5. Parents who give their children common names. There ought to be some sort of running tally somewhere in Washington, D.C., that monitors name use, similar to the way e-mail providers keep track of user IDs.

If too many people have the same first name, hospitals would have to tell new parents, "Sorry, that name is already in use. Can we suggest Dave3124?"

6. English measurements. There is nothing more frustrating than trying again and again to find the right ratchet socket, only to discover the car manufacturer is still using an outdated measurement system. It's even worse when other parts of the car are in metric.

Nothing tops the recent fiasco around the Mars Climate Orbiter, a $125 million spacecraft of NASA's, paid for with our tax dollars, that burned up in the Martian atmosphere.

Lockheed Martin Co., the contractor for the project, used English measurements instead of the metric ones employed by every other member of the scientific community in the world.

As a result, our tax money is a slagged monument on Mars to the lack of intelligent life here on Earth.

My wife and I have a couple friends who work for Lockheed. The next time I see either Astro or Dan, I plan to hit them on the head with my metric ratchet set until they get the idea.

7. People who complain too much. Enough said.

I should add that I used to be bothered by political posters that say "Vote Drake, Quince and Elwood for Township Council" and put the party mascot on the sign as if that were all that matters.

Such signs say absolutely nothing about who these jokers are or what they hope to accomplish if they get elected. It does, however, say that they frivolously spend money on shallow campaigning efforts that do nothing to educate the public, in keeping with standard practice for upper levels of government.

This no longer annoys me, however, since I've decided to look at the entire issue from a new perspective.

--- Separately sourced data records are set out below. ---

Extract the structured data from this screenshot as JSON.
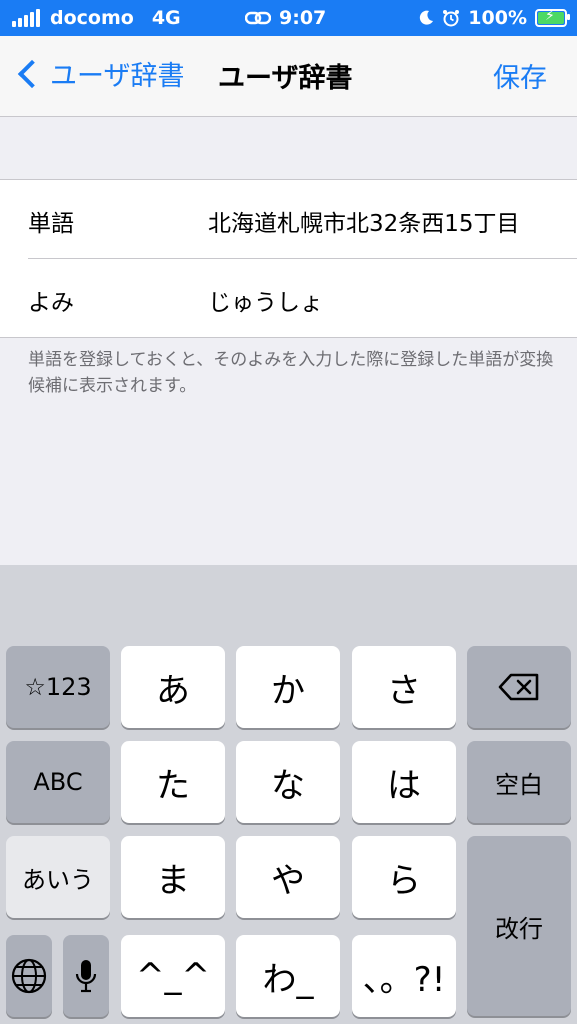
{
  "status_bar": {
    "carrier": "docomo",
    "network": "4G",
    "time": "9:07",
    "battery_percent": "100%",
    "icons": [
      "signal-bars-icon",
      "link-icon",
      "moon-icon",
      "alarm-icon",
      "battery-charging-icon"
    ]
  },
  "nav": {
    "back_label": "ユーザ辞書",
    "title": "ユーザ辞書",
    "save_label": "保存"
  },
  "form": {
    "word_label": "単語",
    "word_value": "北海道札幌市北32条西15丁目",
    "reading_label": "よみ",
    "reading_value": "じゅうしょ"
  },
  "hint": "単語を登録しておくと、そのよみを入力した際に登録した単語が変換候補に表示されます。",
  "keyboard": {
    "keys": {
      "symbols": "☆123",
      "a": "あ",
      "ka": "か",
      "sa": "さ",
      "abc": "ABC",
      "ta": "た",
      "na": "な",
      "ha": "は",
      "space": "空白",
      "aiu": "あいう",
      "ma": "ま",
      "ya": "や",
      "ra": "ら",
      "enter": "改行",
      "emoticon": "^_^",
      "wa": "わ_",
      "punct": "、。?!"
    },
    "icons": [
      "delete-icon",
      "globe-icon",
      "microphone-icon"
    ]
  },
  "colors": {
    "accent": "#1a7cf4",
    "status_bar_bg": "#1a7cf4",
    "battery_fill": "#4cd964",
    "page_bg": "#efeff4",
    "keyboard_bg": "#d1d3d9",
    "dark_key": "#abafb9"
  }
}
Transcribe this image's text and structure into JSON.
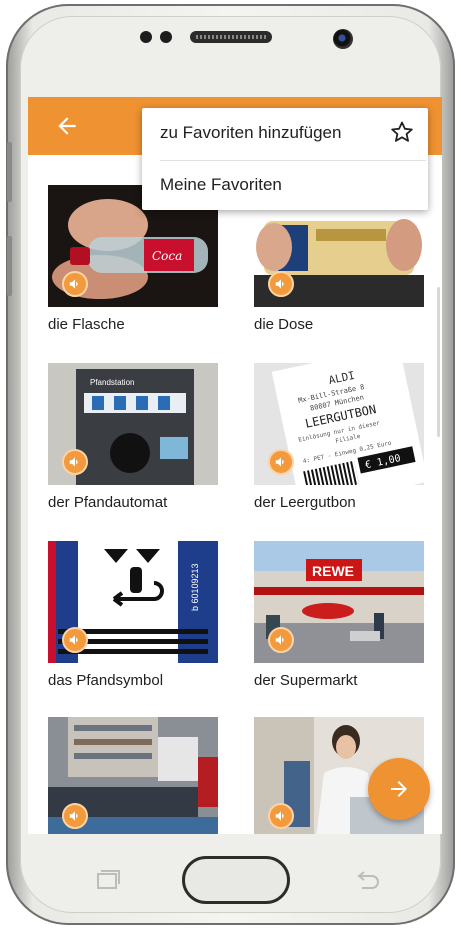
{
  "menu": {
    "add_favorite": "zu Favoriten hinzufügen",
    "my_favorites": "Meine Favoriten"
  },
  "cards": [
    {
      "caption": "die Flasche",
      "image": "plastic-bottle-photo"
    },
    {
      "caption": "die Dose",
      "image": "beer-can-photo"
    },
    {
      "caption": "der Pfandautomat",
      "image": "deposit-machine-photo"
    },
    {
      "caption": "der Leergutbon",
      "image": "deposit-receipt-photo"
    },
    {
      "caption": "das Pfandsymbol",
      "image": "deposit-symbol-photo"
    },
    {
      "caption": "der Supermarkt",
      "image": "supermarket-photo"
    },
    {
      "caption": "",
      "image": "checkout-conveyor-photo"
    },
    {
      "caption": "",
      "image": "cashier-photo"
    }
  ],
  "thumb_text": {
    "pfandstation": "Pfandstation",
    "receipt_aldi": "ALDI",
    "receipt_street": "Mx-Bill-Straße 8",
    "receipt_city": "80807 München",
    "receipt_title": "LEERGUTBON",
    "receipt_line1": "Einlösung nur in dieser",
    "receipt_line2": "Filiale",
    "receipt_line3": "4: PET - Einweg 0,25 Euro",
    "receipt_amount": "€ 1,00",
    "symbol_code": "b 60109213",
    "rewe": "REWE"
  },
  "colors": {
    "accent": "#ef9232",
    "speaker_badge": "#f39a3c"
  },
  "icons": {
    "back": "arrow-left-icon",
    "star": "star-outline-icon",
    "speaker": "volume-icon",
    "fab": "arrow-right-icon"
  }
}
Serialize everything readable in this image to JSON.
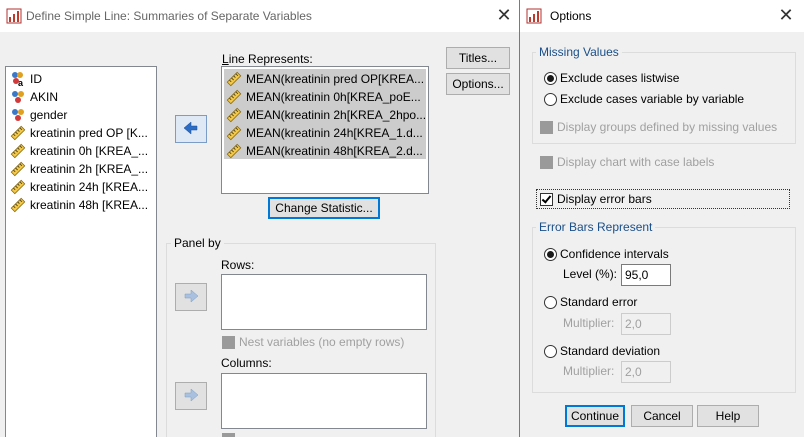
{
  "main_dialog": {
    "title": "Define Simple Line: Summaries of Separate Variables",
    "variables": [
      {
        "label": "ID",
        "icon": "nominal-string-icon"
      },
      {
        "label": "AKIN",
        "icon": "nominal-icon"
      },
      {
        "label": "gender",
        "icon": "nominal-icon"
      },
      {
        "label": "kreatinin pred OP [K...",
        "icon": "scale-icon"
      },
      {
        "label": "kreatinin 0h [KREA_...",
        "icon": "scale-icon"
      },
      {
        "label": "kreatinin 2h [KREA_...",
        "icon": "scale-icon"
      },
      {
        "label": "kreatinin 24h [KREA...",
        "icon": "scale-icon"
      },
      {
        "label": "kreatinin 48h [KREA...",
        "icon": "scale-icon"
      }
    ],
    "line_represents_label": "Line Represents:",
    "line_represents_items": [
      "MEAN(kreatinin pred OP[KREA...",
      "MEAN(kreatinin 0h[KREA_poE...",
      "MEAN(kreatinin 2h[KREA_2hpo...",
      "MEAN(kreatinin 24h[KREA_1.d...",
      "MEAN(kreatinin 48h[KREA_2.d..."
    ],
    "change_statistic": "Change Statistic...",
    "titles_button": "Titles...",
    "options_button": "Options...",
    "panel_by_label": "Panel by",
    "rows_label": "Rows:",
    "nest_label": "Nest variables (no empty rows)",
    "columns_label": "Columns:"
  },
  "options_dialog": {
    "title": "Options",
    "missing_values_label": "Missing Values",
    "exclude_listwise": "Exclude cases listwise",
    "exclude_variable": "Exclude cases variable by variable",
    "display_groups": "Display groups defined by missing values",
    "display_chart_labels": "Display chart with case labels",
    "display_error_bars": "Display error bars",
    "error_bars_label": "Error Bars Represent",
    "confidence_intervals": "Confidence intervals",
    "level_label": "Level (%):",
    "level_value": "95,0",
    "standard_error": "Standard error",
    "multiplier_label": "Multiplier:",
    "se_multiplier": "2,0",
    "standard_deviation": "Standard deviation",
    "sd_multiplier": "2,0",
    "continue_button": "Continue",
    "cancel_button": "Cancel",
    "help_button": "Help"
  }
}
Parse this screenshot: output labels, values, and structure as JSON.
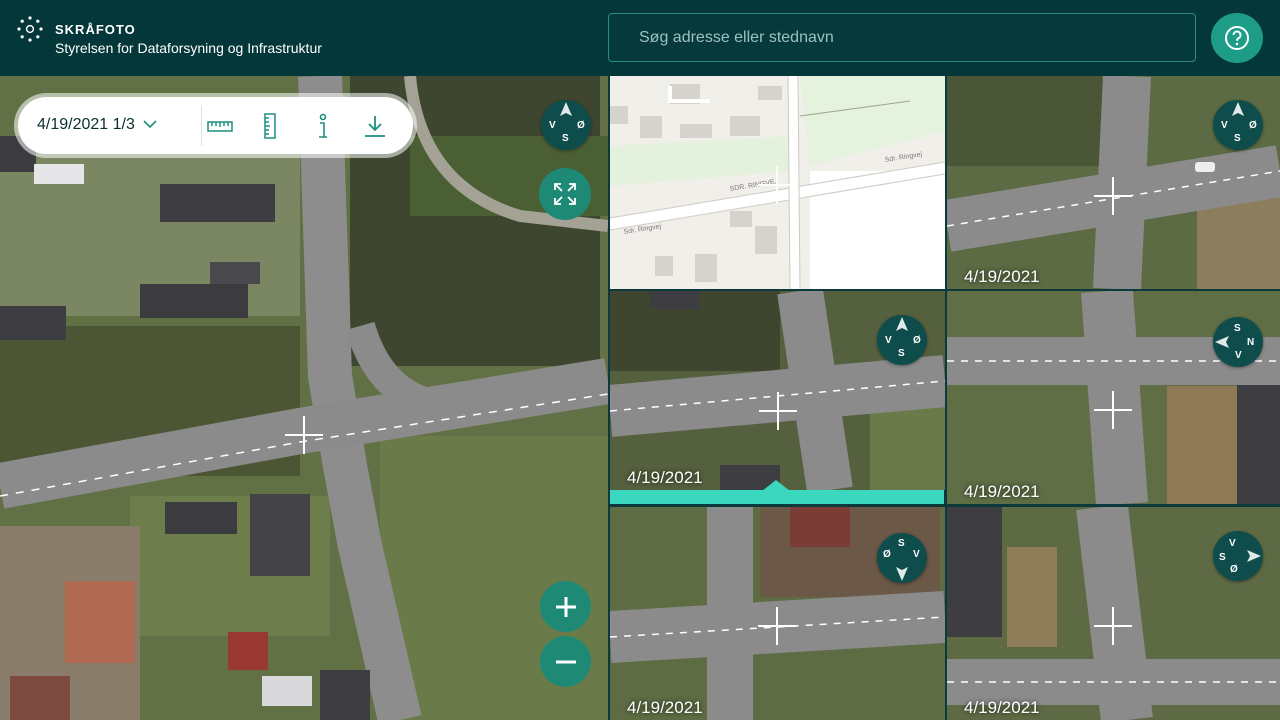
{
  "app": {
    "title": "SKRÅFOTO",
    "subtitle": "Styrelsen for Dataforsyning og Infrastruktur"
  },
  "search": {
    "placeholder": "Søg adresse eller stednavn"
  },
  "icons": {
    "logo": "logo-icon",
    "help": "help-icon",
    "ruler_horizontal": "ruler-horizontal-icon",
    "ruler_vertical": "ruler-vertical-icon",
    "info": "info-icon",
    "download": "download-icon",
    "expand": "expand-icon",
    "zoom_in": "plus-icon",
    "zoom_out": "minus-icon",
    "chevron": "chevron-down-icon"
  },
  "toolbar": {
    "date_selector": "4/19/2021 1/3"
  },
  "compass": {
    "north": "N",
    "west": "V",
    "east": "Ø",
    "south": "S"
  },
  "map_tile": {
    "road_label_1": "SDR. RINGVEJ",
    "road_label_2": "Sdr. Ringvej",
    "road_label_3": "Sdr. Ringvej"
  },
  "tiles": [
    {
      "date": "4/19/2021"
    },
    {
      "date": "4/19/2021"
    },
    {
      "date": "4/19/2021"
    },
    {
      "date": "4/19/2021"
    },
    {
      "date": "4/19/2021"
    }
  ],
  "colors": {
    "header_bg": "#04373a",
    "accent": "#1d9c88",
    "selected": "#3bd7bf"
  }
}
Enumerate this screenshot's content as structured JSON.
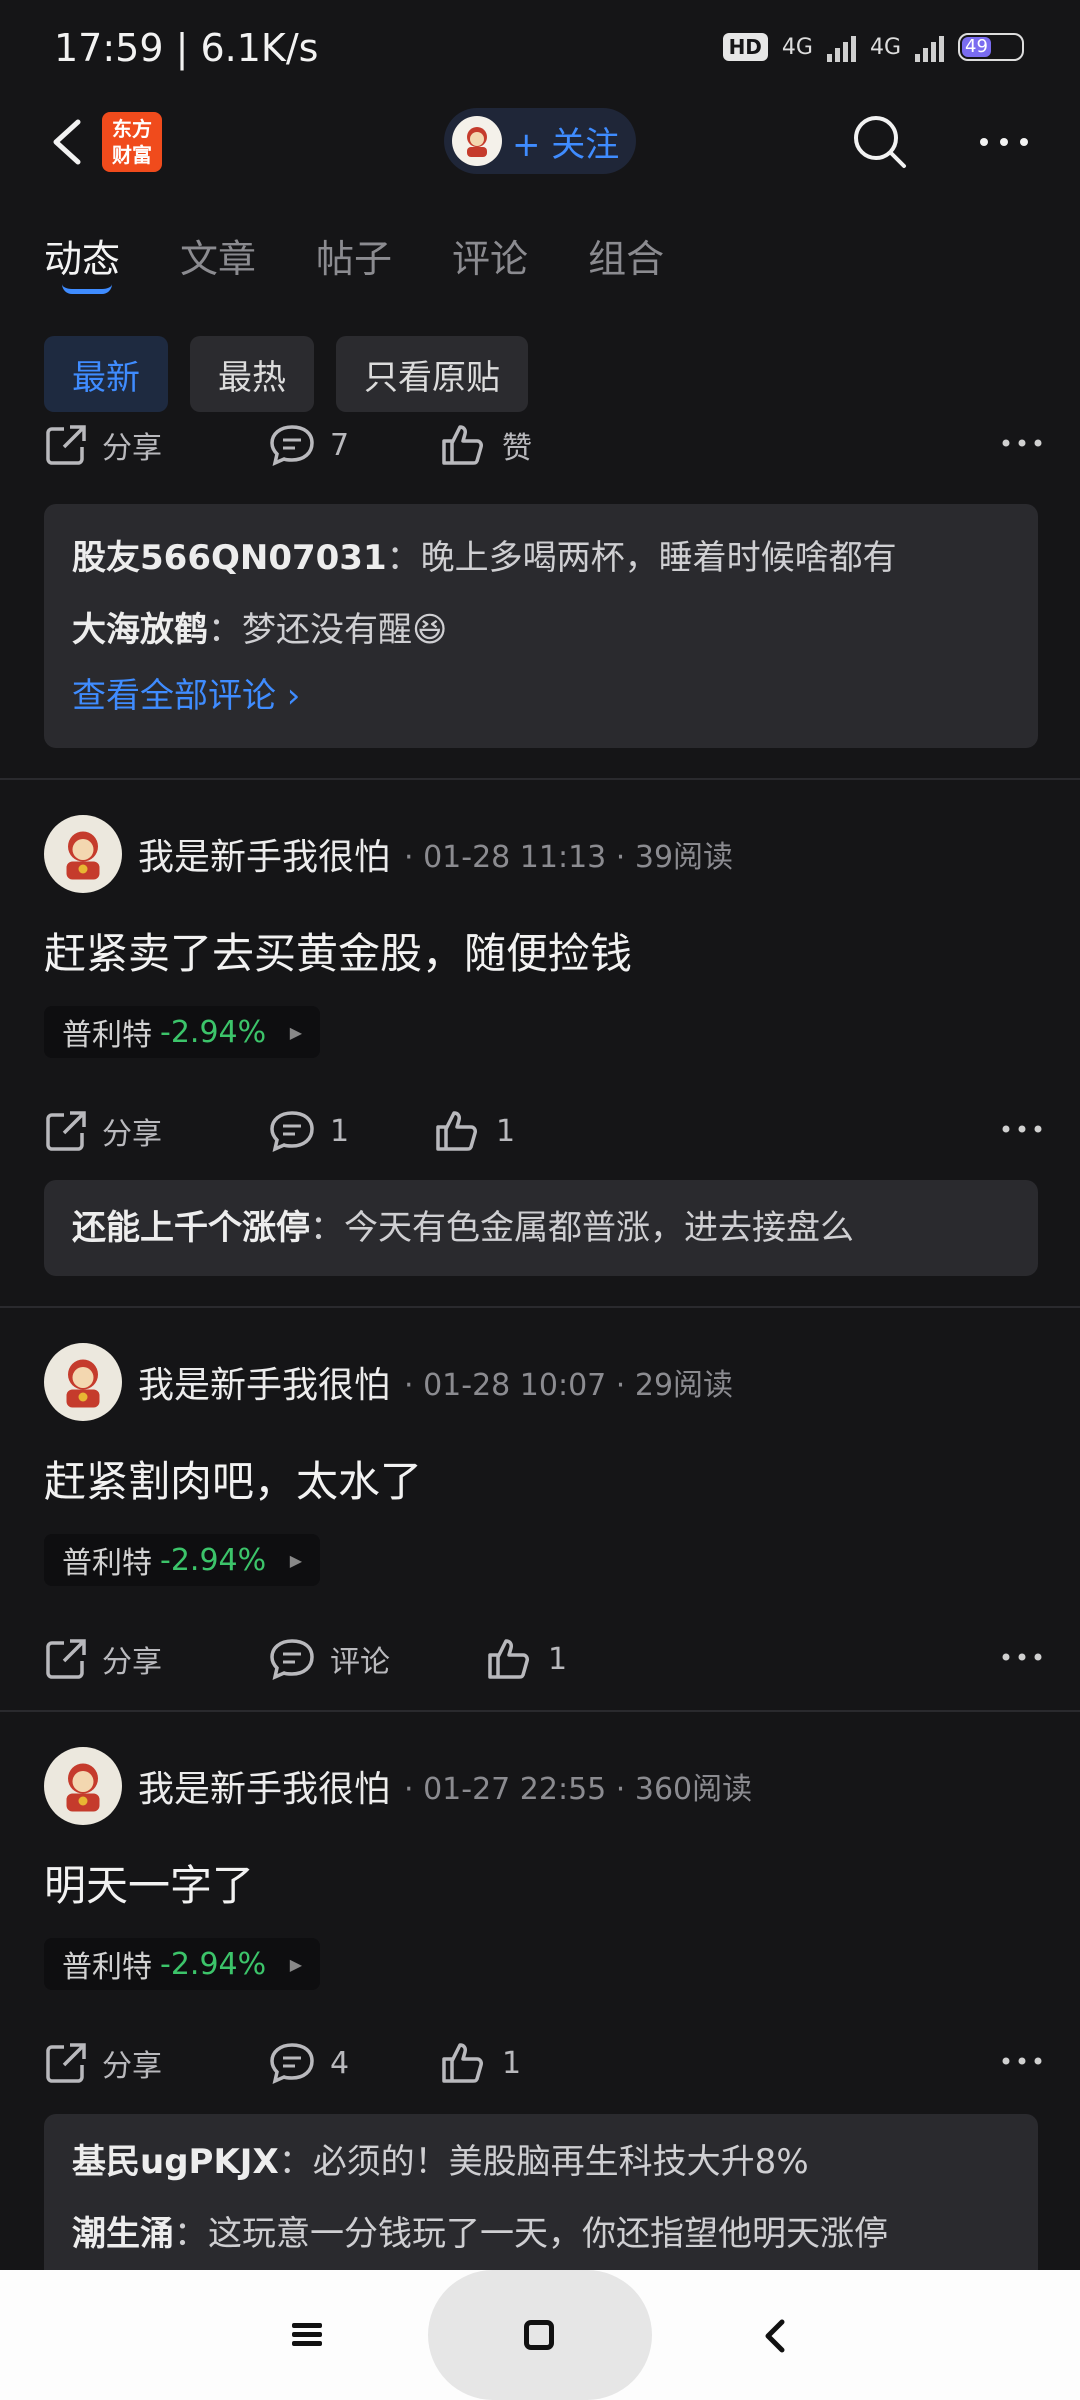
{
  "status": {
    "time": "17:59",
    "speed": "6.1K/s",
    "hd": "HD",
    "net1": "4G",
    "net2": "4G",
    "battery": "49"
  },
  "header": {
    "logo_line1": "东方",
    "logo_line2": "财富",
    "follow_label": "+ 关注"
  },
  "tabs": [
    "动态",
    "文章",
    "帖子",
    "评论",
    "组合"
  ],
  "filters": [
    "最新",
    "最热",
    "只看原贴"
  ],
  "post0": {
    "actions": {
      "share": "分享",
      "comment": "7",
      "like": "赞"
    },
    "comments": [
      {
        "user": "股友566QN07031",
        "text": "晚上多喝两杯，睡着时候啥都有"
      },
      {
        "user": "大海放鹤",
        "text": "梦还没有醒😆"
      }
    ],
    "view_all": "查看全部评论 ›"
  },
  "post1": {
    "user": "我是新手我很怕",
    "time": "01-28 11:13",
    "reads": "39阅读",
    "body": "赶紧卖了去买黄金股，随便捡钱",
    "stock": {
      "name": "普利特",
      "change": "-2.94%"
    },
    "actions": {
      "share": "分享",
      "comment": "1",
      "like": "1"
    },
    "comments": [
      {
        "user": "还能上千个涨停",
        "text": "今天有色金属都普涨，进去接盘么"
      }
    ]
  },
  "post2": {
    "user": "我是新手我很怕",
    "time": "01-28 10:07",
    "reads": "29阅读",
    "body": "赶紧割肉吧，太水了",
    "stock": {
      "name": "普利特",
      "change": "-2.94%"
    },
    "actions": {
      "share": "分享",
      "comment": "评论",
      "like": "1"
    }
  },
  "post3": {
    "user": "我是新手我很怕",
    "time": "01-27 22:55",
    "reads": "360阅读",
    "body": "明天一字了",
    "stock": {
      "name": "普利特",
      "change": "-2.94%"
    },
    "actions": {
      "share": "分享",
      "comment": "4",
      "like": "1"
    },
    "comments": [
      {
        "user": "基民ugPKJX",
        "text": "必须的！美股脑再生科技大升8%"
      },
      {
        "user": "潮生涌",
        "text": "这玩意一分钱玩了一天，你还指望他明天涨停"
      }
    ]
  },
  "colors": {
    "accent": "#3f8cff",
    "down": "#3cc46a",
    "bg": "#151517",
    "card": "#2a2a2e"
  }
}
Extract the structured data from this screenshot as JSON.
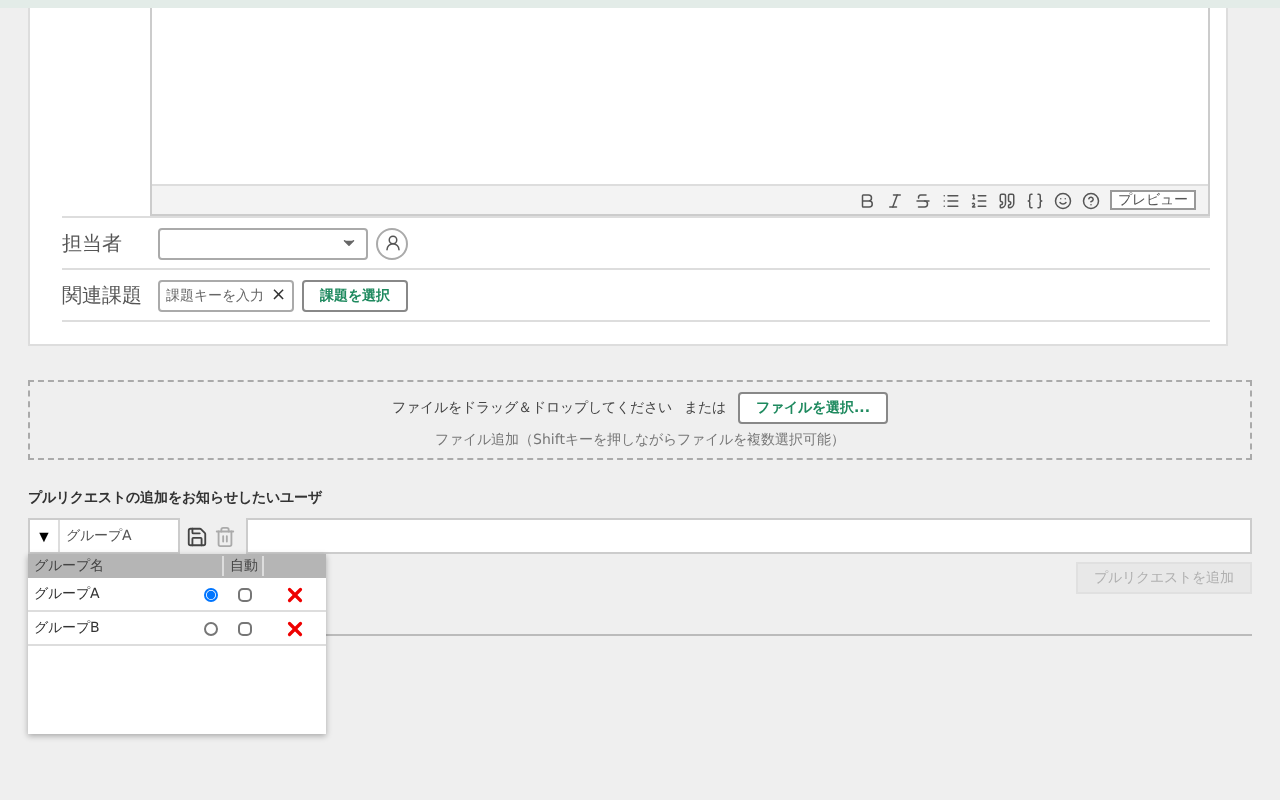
{
  "editor": {
    "toolbar": [
      {
        "kind": "bold"
      },
      {
        "kind": "italic"
      },
      {
        "kind": "strike"
      },
      {
        "kind": "list"
      },
      {
        "kind": "ordered"
      },
      {
        "kind": "quote"
      },
      {
        "kind": "code"
      },
      {
        "kind": "emoji"
      },
      {
        "kind": "help"
      }
    ],
    "preview": "プレビュー"
  },
  "fields": [
    {
      "kind": "select",
      "label": "担当者"
    },
    {
      "kind": "issue",
      "label": "関連課題",
      "placeholder": "課題キーを入力",
      "clear": "×",
      "button": "課題を選択"
    }
  ],
  "upload": {
    "text": "ファイルをドラッグ＆ドロップしてください",
    "or": "または",
    "button": "ファイルを選択...",
    "hint": "ファイル追加（Shiftキーを押しながらファイルを複数選択可能）"
  },
  "notify": {
    "title": "プルリクエストの追加をお知らせしたいユーザ",
    "toggle": "▼",
    "group_value": "グループA",
    "columns": [
      "グループ名",
      "自動"
    ],
    "groups": [
      {
        "name": "グループA",
        "selected": true,
        "checked": false
      },
      {
        "name": "グループB",
        "selected": false,
        "checked": false
      }
    ],
    "submit": {
      "label": "プルリクエストを追加",
      "disabled": true
    }
  }
}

They're investing in the local economy, which means the people who put up the most and gaudiest election signs care the most for local business.

Now if we could just get them to do something about those checkout lines.